§ Work request: Could all of the entries be written out exactly, with any pictures omitted?

(Component data from apps and pages)
══════
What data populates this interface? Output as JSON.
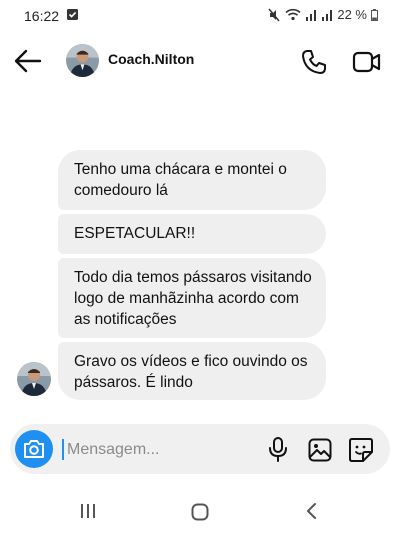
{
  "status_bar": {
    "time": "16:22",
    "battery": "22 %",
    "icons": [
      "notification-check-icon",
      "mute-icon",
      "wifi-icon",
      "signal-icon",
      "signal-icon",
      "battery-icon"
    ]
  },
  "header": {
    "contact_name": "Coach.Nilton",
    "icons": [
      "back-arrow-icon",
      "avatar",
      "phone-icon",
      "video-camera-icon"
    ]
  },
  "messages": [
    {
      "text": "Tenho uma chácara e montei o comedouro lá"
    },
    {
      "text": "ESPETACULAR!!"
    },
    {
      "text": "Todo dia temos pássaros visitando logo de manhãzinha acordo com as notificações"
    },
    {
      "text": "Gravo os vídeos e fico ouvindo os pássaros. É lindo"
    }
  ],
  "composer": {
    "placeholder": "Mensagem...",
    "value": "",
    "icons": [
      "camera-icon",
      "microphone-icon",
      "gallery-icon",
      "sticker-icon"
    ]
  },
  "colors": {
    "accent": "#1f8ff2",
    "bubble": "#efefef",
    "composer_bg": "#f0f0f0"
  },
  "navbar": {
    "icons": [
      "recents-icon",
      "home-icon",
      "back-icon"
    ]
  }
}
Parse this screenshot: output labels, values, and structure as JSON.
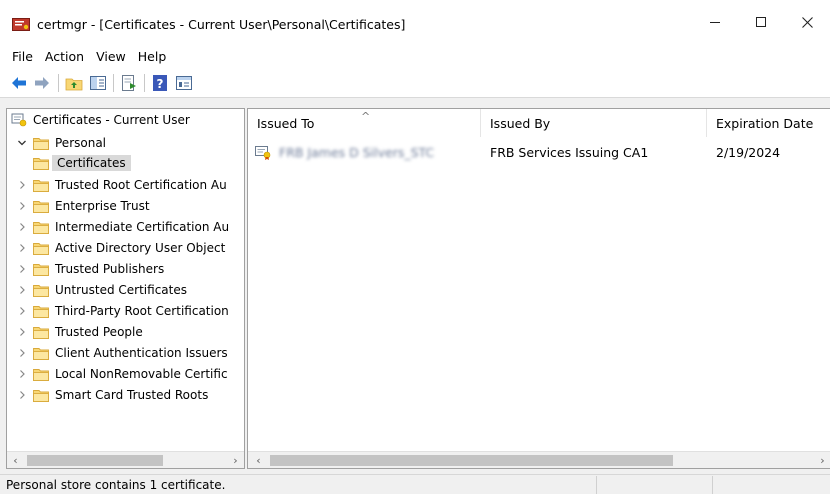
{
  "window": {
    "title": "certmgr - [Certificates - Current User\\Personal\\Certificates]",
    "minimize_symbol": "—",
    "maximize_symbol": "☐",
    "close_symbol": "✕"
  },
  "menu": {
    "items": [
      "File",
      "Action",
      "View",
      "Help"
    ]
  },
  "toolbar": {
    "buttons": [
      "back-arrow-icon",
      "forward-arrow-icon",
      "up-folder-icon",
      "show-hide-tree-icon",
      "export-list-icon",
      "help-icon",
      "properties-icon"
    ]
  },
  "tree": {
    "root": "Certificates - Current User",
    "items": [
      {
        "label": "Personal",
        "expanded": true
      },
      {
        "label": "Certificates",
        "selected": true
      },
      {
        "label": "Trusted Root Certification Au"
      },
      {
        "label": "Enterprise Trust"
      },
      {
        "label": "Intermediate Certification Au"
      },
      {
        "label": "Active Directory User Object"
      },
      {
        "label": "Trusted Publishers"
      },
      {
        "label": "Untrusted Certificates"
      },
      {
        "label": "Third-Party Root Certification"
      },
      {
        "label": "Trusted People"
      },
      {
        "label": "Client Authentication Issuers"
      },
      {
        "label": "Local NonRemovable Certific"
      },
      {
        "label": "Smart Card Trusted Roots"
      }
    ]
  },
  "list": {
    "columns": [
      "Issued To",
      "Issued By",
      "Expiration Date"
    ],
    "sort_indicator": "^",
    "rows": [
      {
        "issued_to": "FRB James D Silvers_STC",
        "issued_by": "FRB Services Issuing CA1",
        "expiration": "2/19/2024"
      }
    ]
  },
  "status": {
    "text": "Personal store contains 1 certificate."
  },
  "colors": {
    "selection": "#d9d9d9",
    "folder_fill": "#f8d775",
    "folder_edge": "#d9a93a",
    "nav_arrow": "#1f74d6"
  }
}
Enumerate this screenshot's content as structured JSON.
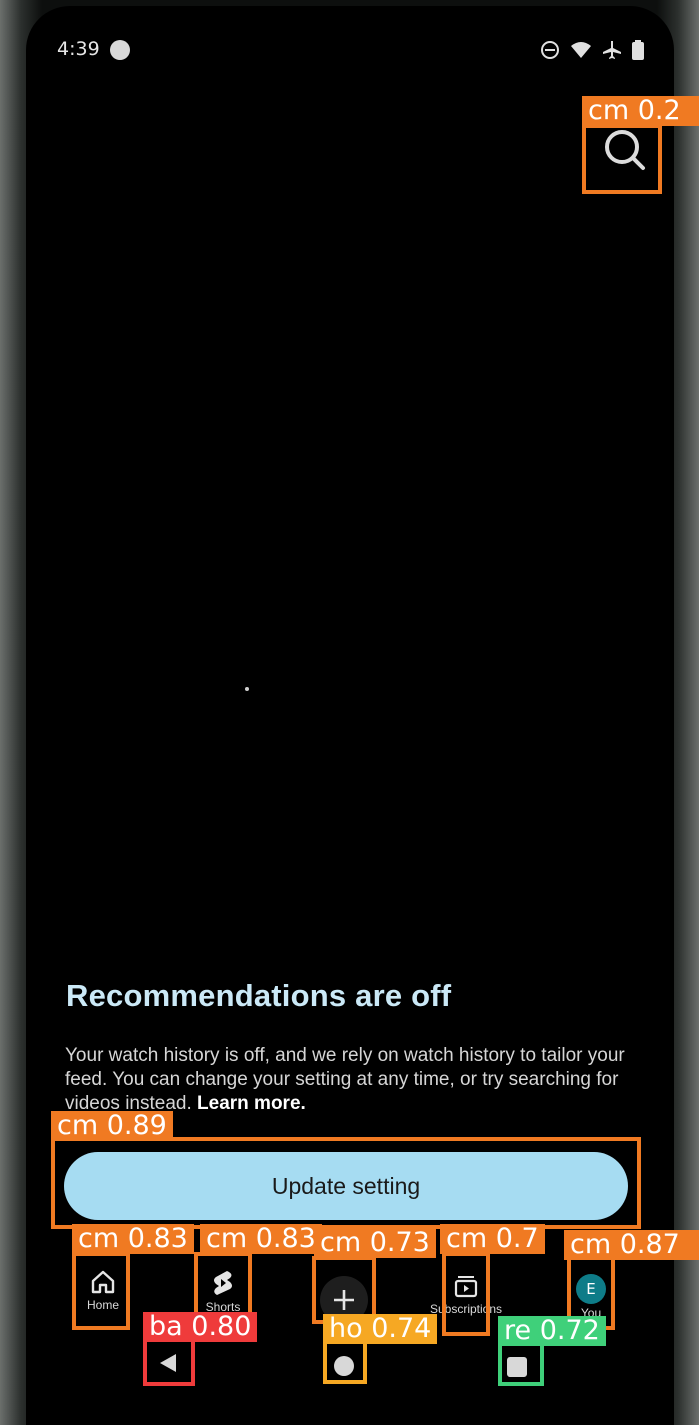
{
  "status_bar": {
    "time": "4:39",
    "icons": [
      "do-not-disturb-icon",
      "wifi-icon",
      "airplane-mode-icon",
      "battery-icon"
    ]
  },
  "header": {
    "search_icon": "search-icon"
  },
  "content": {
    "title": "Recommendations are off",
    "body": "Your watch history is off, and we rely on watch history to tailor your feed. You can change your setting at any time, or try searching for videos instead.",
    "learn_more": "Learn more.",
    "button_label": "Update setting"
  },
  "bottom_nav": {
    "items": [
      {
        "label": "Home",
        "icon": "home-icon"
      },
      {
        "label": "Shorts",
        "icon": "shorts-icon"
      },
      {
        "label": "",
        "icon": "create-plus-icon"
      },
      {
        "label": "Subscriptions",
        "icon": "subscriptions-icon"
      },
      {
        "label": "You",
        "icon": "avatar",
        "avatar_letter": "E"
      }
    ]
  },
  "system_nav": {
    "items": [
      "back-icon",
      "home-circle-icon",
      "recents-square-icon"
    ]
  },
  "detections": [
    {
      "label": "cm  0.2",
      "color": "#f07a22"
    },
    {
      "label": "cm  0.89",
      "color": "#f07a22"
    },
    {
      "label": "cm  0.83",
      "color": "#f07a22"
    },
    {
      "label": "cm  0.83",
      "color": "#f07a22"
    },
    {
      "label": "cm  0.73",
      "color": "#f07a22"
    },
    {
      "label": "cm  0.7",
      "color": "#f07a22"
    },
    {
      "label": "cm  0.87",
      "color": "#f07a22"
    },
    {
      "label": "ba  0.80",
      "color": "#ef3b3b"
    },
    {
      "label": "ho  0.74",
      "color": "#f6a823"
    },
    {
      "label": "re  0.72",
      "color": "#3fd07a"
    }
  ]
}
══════
§ Answer for the task:
What data populates this interface? Output as JSON.
{
  "status_bar": {
    "time": "16:22",
    "battery": "22 %",
    "icons": [
      "notification-check-icon",
      "mute-icon",
      "wifi-icon",
      "signal-icon",
      "signal-icon",
      "battery-icon"
    ]
  },
  "header": {
    "contact_name": "Coach.Nilton",
    "icons": [
      "back-arrow-icon",
      "avatar",
      "phone-icon",
      "video-camera-icon"
    ]
  },
  "messages": [
    {
      "text": "Tenho uma chácara e montei o comedouro lá"
    },
    {
      "text": "ESPETACULAR!!"
    },
    {
      "text": "Todo dia temos pássaros visitando logo de manhãzinha acordo com as notificações"
    },
    {
      "text": "Gravo os vídeos e fico ouvindo os pássaros. É lindo"
    }
  ],
  "composer": {
    "placeholder": "Mensagem...",
    "value": "",
    "icons": [
      "camera-icon",
      "microphone-icon",
      "gallery-icon",
      "sticker-icon"
    ]
  },
  "colors": {
    "accent": "#1f8ff2",
    "bubble": "#efefef",
    "composer_bg": "#f0f0f0"
  },
  "navbar": {
    "icons": [
      "recents-icon",
      "home-icon",
      "back-icon"
    ]
  }
}
Parse this screenshot: output labels, values, and structure as JSON.
{
  "window": {
    "title": "certmgr - [Certificates - Current User\\Personal\\Certificates]",
    "minimize_symbol": "—",
    "maximize_symbol": "☐",
    "close_symbol": "✕"
  },
  "menu": {
    "items": [
      "File",
      "Action",
      "View",
      "Help"
    ]
  },
  "toolbar": {
    "buttons": [
      "back-arrow-icon",
      "forward-arrow-icon",
      "up-folder-icon",
      "show-hide-tree-icon",
      "export-list-icon",
      "help-icon",
      "properties-icon"
    ]
  },
  "tree": {
    "root": "Certificates - Current User",
    "items": [
      {
        "label": "Personal",
        "expanded": true
      },
      {
        "label": "Certificates",
        "selected": true
      },
      {
        "label": "Trusted Root Certification Au"
      },
      {
        "label": "Enterprise Trust"
      },
      {
        "label": "Intermediate Certification Au"
      },
      {
        "label": "Active Directory User Object"
      },
      {
        "label": "Trusted Publishers"
      },
      {
        "label": "Untrusted Certificates"
      },
      {
        "label": "Third-Party Root Certification"
      },
      {
        "label": "Trusted People"
      },
      {
        "label": "Client Authentication Issuers"
      },
      {
        "label": "Local NonRemovable Certific"
      },
      {
        "label": "Smart Card Trusted Roots"
      }
    ]
  },
  "list": {
    "columns": [
      "Issued To",
      "Issued By",
      "Expiration Date"
    ],
    "sort_indicator": "^",
    "rows": [
      {
        "issued_to": "FRB James D Silvers_STC",
        "issued_by": "FRB Services Issuing CA1",
        "expiration": "2/19/2024"
      }
    ]
  },
  "status": {
    "text": "Personal store contains 1 certificate."
  },
  "colors": {
    "selection": "#d9d9d9",
    "folder_fill": "#f8d775",
    "folder_edge": "#d9a93a",
    "nav_arrow": "#1f74d6"
  }
}
Enumerate this screenshot's content as structured JSON.
{
  "status_bar": {
    "time": "4:39",
    "icons": [
      "do-not-disturb-icon",
      "wifi-icon",
      "airplane-mode-icon",
      "battery-icon"
    ]
  },
  "header": {
    "search_icon": "search-icon"
  },
  "content": {
    "title": "Recommendations are off",
    "body": "Your watch history is off, and we rely on watch history to tailor your feed. You can change your setting at any time, or try searching for videos instead.",
    "learn_more": "Learn more.",
    "button_label": "Update setting"
  },
  "bottom_nav": {
    "items": [
      {
        "label": "Home",
        "icon": "home-icon"
      },
      {
        "label": "Shorts",
        "icon": "shorts-icon"
      },
      {
        "label": "",
        "icon": "create-plus-icon"
      },
      {
        "label": "Subscriptions",
        "icon": "subscriptions-icon"
      },
      {
        "label": "You",
        "icon": "avatar",
        "avatar_letter": "E"
      }
    ]
  },
  "system_nav": {
    "items": [
      "back-icon",
      "home-circle-icon",
      "recents-square-icon"
    ]
  },
  "detections": [
    {
      "label": "cm  0.2",
      "color": "#f07a22"
    },
    {
      "label": "cm  0.89",
      "color": "#f07a22"
    },
    {
      "label": "cm  0.83",
      "color": "#f07a22"
    },
    {
      "label": "cm  0.83",
      "color": "#f07a22"
    },
    {
      "label": "cm  0.73",
      "color": "#f07a22"
    },
    {
      "label": "cm  0.7",
      "color": "#f07a22"
    },
    {
      "label": "cm  0.87",
      "color": "#f07a22"
    },
    {
      "label": "ba  0.80",
      "color": "#ef3b3b"
    },
    {
      "label": "ho  0.74",
      "color": "#f6a823"
    },
    {
      "label": "re  0.72",
      "color": "#3fd07a"
    }
  ]
}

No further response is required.